This article was sourced from Creative Commons Attribution-ShareAlike License; additional terms may apply. World Heritage Encyclopedia content is assembled from numerous content providers, Open Access Publishing, and in compliance with The Fair Access to Science and Technology Research Act (FASTR), Wikimedia Foundation, Inc., Public Library of Science, The Encyclopedia of Life, Open Book Publishers (OBP), PubMed, U.S. National Library of Medicine, National Center for Biotechnology Information, U.S. National Library of Medicine, National Institutes of Health (NIH), U.S. Department of Health & Human Services, and, which sources content from all federal, state, local, tribal, and territorial government publication portals (.gov, .mil, .edu). Funding for and content contributors is made possible from the U.S. Congress, E-Government Act of 2002.
Crowd sourced content that is contributed to World Heritage Encyclopedia is peer reviewed and edited by our editorial staff to ensure quality scholarly research articles.
By using this site, you agree to the Terms of Use and Privacy Policy. World Heritage Encyclopedia™ is a registered trademark of the World Public Library Association, a non-profit organization.

Copyright © World Library Foundation.
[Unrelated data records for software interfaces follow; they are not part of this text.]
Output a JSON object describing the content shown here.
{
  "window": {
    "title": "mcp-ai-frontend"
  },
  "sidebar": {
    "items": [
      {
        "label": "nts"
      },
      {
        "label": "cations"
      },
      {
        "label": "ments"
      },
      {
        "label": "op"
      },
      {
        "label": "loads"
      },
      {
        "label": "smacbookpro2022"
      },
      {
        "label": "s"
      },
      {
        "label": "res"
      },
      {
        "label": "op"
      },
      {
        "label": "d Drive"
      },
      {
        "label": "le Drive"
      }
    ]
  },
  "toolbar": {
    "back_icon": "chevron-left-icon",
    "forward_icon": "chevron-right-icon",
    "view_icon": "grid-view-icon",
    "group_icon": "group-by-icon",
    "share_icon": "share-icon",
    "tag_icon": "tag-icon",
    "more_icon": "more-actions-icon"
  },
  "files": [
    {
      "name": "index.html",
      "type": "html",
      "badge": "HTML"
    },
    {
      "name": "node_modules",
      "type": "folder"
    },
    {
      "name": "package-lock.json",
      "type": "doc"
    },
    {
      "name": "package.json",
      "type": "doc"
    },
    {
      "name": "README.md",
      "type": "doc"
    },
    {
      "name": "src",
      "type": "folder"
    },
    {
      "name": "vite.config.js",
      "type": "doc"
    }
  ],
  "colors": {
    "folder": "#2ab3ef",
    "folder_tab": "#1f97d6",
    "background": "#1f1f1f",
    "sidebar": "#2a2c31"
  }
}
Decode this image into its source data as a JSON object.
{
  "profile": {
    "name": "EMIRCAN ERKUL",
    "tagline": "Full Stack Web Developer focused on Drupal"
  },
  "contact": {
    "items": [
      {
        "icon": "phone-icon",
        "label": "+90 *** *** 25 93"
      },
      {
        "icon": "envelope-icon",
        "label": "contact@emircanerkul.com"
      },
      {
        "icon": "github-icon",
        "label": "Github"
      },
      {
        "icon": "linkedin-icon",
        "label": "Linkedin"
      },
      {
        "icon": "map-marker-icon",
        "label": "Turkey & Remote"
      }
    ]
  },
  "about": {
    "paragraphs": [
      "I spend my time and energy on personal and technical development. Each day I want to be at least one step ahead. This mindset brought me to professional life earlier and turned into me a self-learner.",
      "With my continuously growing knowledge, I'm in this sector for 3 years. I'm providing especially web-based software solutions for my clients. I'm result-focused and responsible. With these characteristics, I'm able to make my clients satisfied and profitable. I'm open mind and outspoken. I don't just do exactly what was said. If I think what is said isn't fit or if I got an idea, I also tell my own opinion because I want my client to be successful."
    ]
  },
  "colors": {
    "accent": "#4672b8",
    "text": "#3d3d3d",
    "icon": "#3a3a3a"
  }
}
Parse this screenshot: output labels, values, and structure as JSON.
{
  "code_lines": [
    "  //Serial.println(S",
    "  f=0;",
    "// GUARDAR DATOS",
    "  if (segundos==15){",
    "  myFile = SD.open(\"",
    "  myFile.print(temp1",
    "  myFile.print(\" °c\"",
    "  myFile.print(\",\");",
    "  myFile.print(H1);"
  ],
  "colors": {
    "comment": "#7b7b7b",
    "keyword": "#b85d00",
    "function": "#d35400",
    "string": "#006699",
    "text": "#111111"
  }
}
All rights reserved. eBooks from World Library are sponsored by the World Library Foundation,
a 501c(4) Member's Support Non-Profit Organization, and is NOT affiliated with any governmental agency or department.